→ **WORK INSTRUCTION**: Down to the final line, return the records unchanged.
++++ PROVIDED RECORDS
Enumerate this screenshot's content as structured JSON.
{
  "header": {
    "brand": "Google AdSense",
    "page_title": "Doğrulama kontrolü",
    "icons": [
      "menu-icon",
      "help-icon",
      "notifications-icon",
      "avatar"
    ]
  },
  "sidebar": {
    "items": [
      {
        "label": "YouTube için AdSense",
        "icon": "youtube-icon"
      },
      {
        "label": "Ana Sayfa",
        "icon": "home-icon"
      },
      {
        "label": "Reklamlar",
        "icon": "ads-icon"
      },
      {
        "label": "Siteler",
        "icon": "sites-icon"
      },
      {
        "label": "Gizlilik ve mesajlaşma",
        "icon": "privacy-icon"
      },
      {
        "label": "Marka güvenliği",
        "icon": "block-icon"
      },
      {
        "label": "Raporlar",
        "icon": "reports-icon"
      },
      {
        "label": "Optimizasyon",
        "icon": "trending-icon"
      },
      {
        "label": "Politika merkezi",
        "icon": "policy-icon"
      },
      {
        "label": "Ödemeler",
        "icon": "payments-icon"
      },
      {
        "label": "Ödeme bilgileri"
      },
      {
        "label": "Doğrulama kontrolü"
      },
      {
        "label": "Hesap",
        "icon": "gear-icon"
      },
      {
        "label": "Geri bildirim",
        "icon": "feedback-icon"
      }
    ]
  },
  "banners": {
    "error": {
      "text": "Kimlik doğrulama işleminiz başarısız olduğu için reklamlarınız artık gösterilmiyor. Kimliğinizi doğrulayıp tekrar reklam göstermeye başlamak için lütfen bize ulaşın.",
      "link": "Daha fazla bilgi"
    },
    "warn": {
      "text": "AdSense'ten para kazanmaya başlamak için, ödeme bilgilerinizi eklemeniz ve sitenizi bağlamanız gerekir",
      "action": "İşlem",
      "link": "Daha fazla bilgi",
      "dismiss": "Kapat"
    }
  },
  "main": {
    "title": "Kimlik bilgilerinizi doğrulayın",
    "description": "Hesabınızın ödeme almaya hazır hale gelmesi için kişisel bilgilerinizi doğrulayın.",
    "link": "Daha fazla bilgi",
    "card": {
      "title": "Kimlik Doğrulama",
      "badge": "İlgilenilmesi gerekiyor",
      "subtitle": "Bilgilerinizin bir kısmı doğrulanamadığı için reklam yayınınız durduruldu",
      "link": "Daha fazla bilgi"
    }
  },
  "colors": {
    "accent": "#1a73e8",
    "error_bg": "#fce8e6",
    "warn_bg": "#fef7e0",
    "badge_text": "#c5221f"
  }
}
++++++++
→ **EXERCISE RESULT**:
Enumerate this screenshot's content as structured JSON.
{
  "header": {
    "brand": "Google AdSense",
    "page_title": "Doğrulama kontrolü",
    "icons": [
      "menu-icon",
      "help-icon",
      "notifications-icon",
      "avatar"
    ]
  },
  "sidebar": {
    "items": [
      {
        "label": "YouTube için AdSense",
        "icon": "youtube-icon"
      },
      {
        "label": "Ana Sayfa",
        "icon": "home-icon"
      },
      {
        "label": "Reklamlar",
        "icon": "ads-icon"
      },
      {
        "label": "Siteler",
        "icon": "sites-icon"
      },
      {
        "label": "Gizlilik ve mesajlaşma",
        "icon": "privacy-icon"
      },
      {
        "label": "Marka güvenliği",
        "icon": "block-icon"
      },
      {
        "label": "Raporlar",
        "icon": "reports-icon"
      },
      {
        "label": "Optimizasyon",
        "icon": "trending-icon"
      },
      {
        "label": "Politika merkezi",
        "icon": "policy-icon"
      },
      {
        "label": "Ödemeler",
        "icon": "payments-icon"
      },
      {
        "label": "Ödeme bilgileri"
      },
      {
        "label": "Doğrulama kontrolü"
      },
      {
        "label": "Hesap",
        "icon": "gear-icon"
      },
      {
        "label": "Geri bildirim",
        "icon": "feedback-icon"
      }
    ]
  },
  "banners": {
    "error": {
      "text": "Kimlik doğrulama işleminiz başarısız olduğu için reklamlarınız artık gösterilmiyor. Kimliğinizi doğrulayıp tekrar reklam göstermeye başlamak için lütfen bize ulaşın.",
      "link": "Daha fazla bilgi"
    },
    "warn": {
      "text": "AdSense'ten para kazanmaya başlamak için, ödeme bilgilerinizi eklemeniz ve sitenizi bağlamanız gerekir",
      "action": "İşlem",
      "link": "Daha fazla bilgi",
      "dismiss": "Kapat"
    }
  },
  "main": {
    "title": "Kimlik bilgilerinizi doğrulayın",
    "description": "Hesabınızın ödeme almaya hazır hale gelmesi için kişisel bilgilerinizi doğrulayın.",
    "link": "Daha fazla bilgi",
    "card": {
      "title": "Kimlik Doğrulama",
      "badge": "İlgilenilmesi gerekiyor",
      "subtitle": "Bilgilerinizin bir kısmı doğrulanamadığı için reklam yayınınız durduruldu",
      "link": "Daha fazla bilgi"
    }
  },
  "colors": {
    "accent": "#1a73e8",
    "error_bg": "#fce8e6",
    "warn_bg": "#fef7e0",
    "badge_text": "#c5221f"
  }
}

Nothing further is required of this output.